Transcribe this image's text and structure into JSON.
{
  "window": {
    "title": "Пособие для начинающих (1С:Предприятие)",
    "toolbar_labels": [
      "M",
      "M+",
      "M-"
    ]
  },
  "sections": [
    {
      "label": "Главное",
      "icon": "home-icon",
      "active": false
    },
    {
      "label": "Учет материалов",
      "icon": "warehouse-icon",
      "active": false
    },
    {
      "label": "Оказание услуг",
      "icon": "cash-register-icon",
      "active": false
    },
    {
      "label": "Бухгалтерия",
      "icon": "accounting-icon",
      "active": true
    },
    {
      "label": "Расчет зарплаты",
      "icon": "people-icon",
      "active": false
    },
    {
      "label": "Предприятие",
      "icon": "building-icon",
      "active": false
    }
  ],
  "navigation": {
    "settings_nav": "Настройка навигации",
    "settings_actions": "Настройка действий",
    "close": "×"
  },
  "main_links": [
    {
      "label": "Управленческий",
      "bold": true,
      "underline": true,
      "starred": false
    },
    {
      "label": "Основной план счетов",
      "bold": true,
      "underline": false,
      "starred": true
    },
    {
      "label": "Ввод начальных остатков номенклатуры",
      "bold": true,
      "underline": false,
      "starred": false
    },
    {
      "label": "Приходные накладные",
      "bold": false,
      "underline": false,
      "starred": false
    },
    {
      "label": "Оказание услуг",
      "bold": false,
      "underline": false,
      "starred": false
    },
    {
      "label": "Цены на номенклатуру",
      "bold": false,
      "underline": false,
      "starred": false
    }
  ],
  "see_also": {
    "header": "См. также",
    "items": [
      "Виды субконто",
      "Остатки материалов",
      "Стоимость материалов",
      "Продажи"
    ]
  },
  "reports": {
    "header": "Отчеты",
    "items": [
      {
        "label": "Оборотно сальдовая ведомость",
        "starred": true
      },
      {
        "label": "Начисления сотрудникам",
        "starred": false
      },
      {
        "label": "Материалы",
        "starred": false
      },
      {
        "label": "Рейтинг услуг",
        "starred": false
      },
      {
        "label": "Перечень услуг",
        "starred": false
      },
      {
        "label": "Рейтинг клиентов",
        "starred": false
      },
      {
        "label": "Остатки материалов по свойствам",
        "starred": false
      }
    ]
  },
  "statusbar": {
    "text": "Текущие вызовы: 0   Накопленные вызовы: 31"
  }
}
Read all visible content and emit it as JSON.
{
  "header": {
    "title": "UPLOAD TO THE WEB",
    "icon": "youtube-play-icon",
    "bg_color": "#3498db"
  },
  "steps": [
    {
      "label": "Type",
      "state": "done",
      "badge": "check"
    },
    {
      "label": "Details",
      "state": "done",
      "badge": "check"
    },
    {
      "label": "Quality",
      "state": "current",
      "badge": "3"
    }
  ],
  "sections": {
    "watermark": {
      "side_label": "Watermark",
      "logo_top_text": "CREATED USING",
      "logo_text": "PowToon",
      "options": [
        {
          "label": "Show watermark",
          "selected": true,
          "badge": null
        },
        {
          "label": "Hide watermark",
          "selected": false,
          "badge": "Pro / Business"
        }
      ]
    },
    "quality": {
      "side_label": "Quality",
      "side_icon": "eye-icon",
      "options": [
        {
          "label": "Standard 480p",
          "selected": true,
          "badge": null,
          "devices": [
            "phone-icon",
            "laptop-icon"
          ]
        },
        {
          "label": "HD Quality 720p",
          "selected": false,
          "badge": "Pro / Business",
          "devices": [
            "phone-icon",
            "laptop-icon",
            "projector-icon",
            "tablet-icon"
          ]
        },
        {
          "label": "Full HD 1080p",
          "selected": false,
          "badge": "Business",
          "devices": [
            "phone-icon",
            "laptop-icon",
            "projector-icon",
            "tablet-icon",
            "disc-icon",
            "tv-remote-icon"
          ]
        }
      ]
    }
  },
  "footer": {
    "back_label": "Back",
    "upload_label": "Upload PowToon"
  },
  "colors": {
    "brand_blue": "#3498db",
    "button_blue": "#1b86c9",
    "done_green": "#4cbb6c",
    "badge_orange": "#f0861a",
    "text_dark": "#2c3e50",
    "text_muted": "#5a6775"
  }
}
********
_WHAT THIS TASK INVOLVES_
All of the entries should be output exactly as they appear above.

_EXERCISE RESPONSE_
Transcribe this image's text and structure into JSON.
{
  "window": {
    "title": "Пособие для начинающих (1С:Предприятие)",
    "toolbar_labels": [
      "M",
      "M+",
      "M-"
    ]
  },
  "sections": [
    {
      "label": "Главное",
      "icon": "home-icon",
      "active": false
    },
    {
      "label": "Учет материалов",
      "icon": "warehouse-icon",
      "active": false
    },
    {
      "label": "Оказание услуг",
      "icon": "cash-register-icon",
      "active": false
    },
    {
      "label": "Бухгалтерия",
      "icon": "accounting-icon",
      "active": true
    },
    {
      "label": "Расчет зарплаты",
      "icon": "people-icon",
      "active": false
    },
    {
      "label": "Предприятие",
      "icon": "building-icon",
      "active": false
    }
  ],
  "navigation": {
    "settings_nav": "Настройка навигации",
    "settings_actions": "Настройка действий",
    "close": "×"
  },
  "main_links": [
    {
      "label": "Управленческий",
      "bold": true,
      "underline": true,
      "starred": false
    },
    {
      "label": "Основной план счетов",
      "bold": true,
      "underline": false,
      "starred": true
    },
    {
      "label": "Ввод начальных остатков номенклатуры",
      "bold": true,
      "underline": false,
      "starred": false
    },
    {
      "label": "Приходные накладные",
      "bold": false,
      "underline": false,
      "starred": false
    },
    {
      "label": "Оказание услуг",
      "bold": false,
      "underline": false,
      "starred": false
    },
    {
      "label": "Цены на номенклатуру",
      "bold": false,
      "underline": false,
      "starred": false
    }
  ],
  "see_also": {
    "header": "См. также",
    "items": [
      "Виды субконто",
      "Остатки материалов",
      "Стоимость материалов",
      "Продажи"
    ]
  },
  "reports": {
    "header": "Отчеты",
    "items": [
      {
        "label": "Оборотно сальдовая ведомость",
        "starred": true
      },
      {
        "label": "Начисления сотрудникам",
        "starred": false
      },
      {
        "label": "Материалы",
        "starred": false
      },
      {
        "label": "Рейтинг услуг",
        "starred": false
      },
      {
        "label": "Перечень услуг",
        "starred": false
      },
      {
        "label": "Рейтинг клиентов",
        "starred": false
      },
      {
        "label": "Остатки материалов по свойствам",
        "starred": false
      }
    ]
  },
  "statusbar": {
    "text": "Текущие вызовы: 0   Накопленные вызовы: 31"
  }
}
Read all visible content and emit it as JSON.
{
  "header": {
    "title": "UPLOAD TO THE WEB",
    "icon": "youtube-play-icon",
    "bg_color": "#3498db"
  },
  "steps": [
    {
      "label": "Type",
      "state": "done",
      "badge": "check"
    },
    {
      "label": "Details",
      "state": "done",
      "badge": "check"
    },
    {
      "label": "Quality",
      "state": "current",
      "badge": "3"
    }
  ],
  "sections": {
    "watermark": {
      "side_label": "Watermark",
      "logo_top_text": "CREATED USING",
      "logo_text": "PowToon",
      "options": [
        {
          "label": "Show watermark",
          "selected": true,
          "badge": null
        },
        {
          "label": "Hide watermark",
          "selected": false,
          "badge": "Pro / Business"
        }
      ]
    },
    "quality": {
      "side_label": "Quality",
      "side_icon": "eye-icon",
      "options": [
        {
          "label": "Standard 480p",
          "selected": true,
          "badge": null,
          "devices": [
            "phone-icon",
            "laptop-icon"
          ]
        },
        {
          "label": "HD Quality 720p",
          "selected": false,
          "badge": "Pro / Business",
          "devices": [
            "phone-icon",
            "laptop-icon",
            "projector-icon",
            "tablet-icon"
          ]
        },
        {
          "label": "Full HD 1080p",
          "selected": false,
          "badge": "Business",
          "devices": [
            "phone-icon",
            "laptop-icon",
            "projector-icon",
            "tablet-icon",
            "disc-icon",
            "tv-remote-icon"
          ]
        }
      ]
    }
  },
  "footer": {
    "back_label": "Back",
    "upload_label": "Upload PowToon"
  },
  "colors": {
    "brand_blue": "#3498db",
    "button_blue": "#1b86c9",
    "done_green": "#4cbb6c",
    "badge_orange": "#f0861a",
    "text_dark": "#2c3e50",
    "text_muted": "#5a6775"
  }
}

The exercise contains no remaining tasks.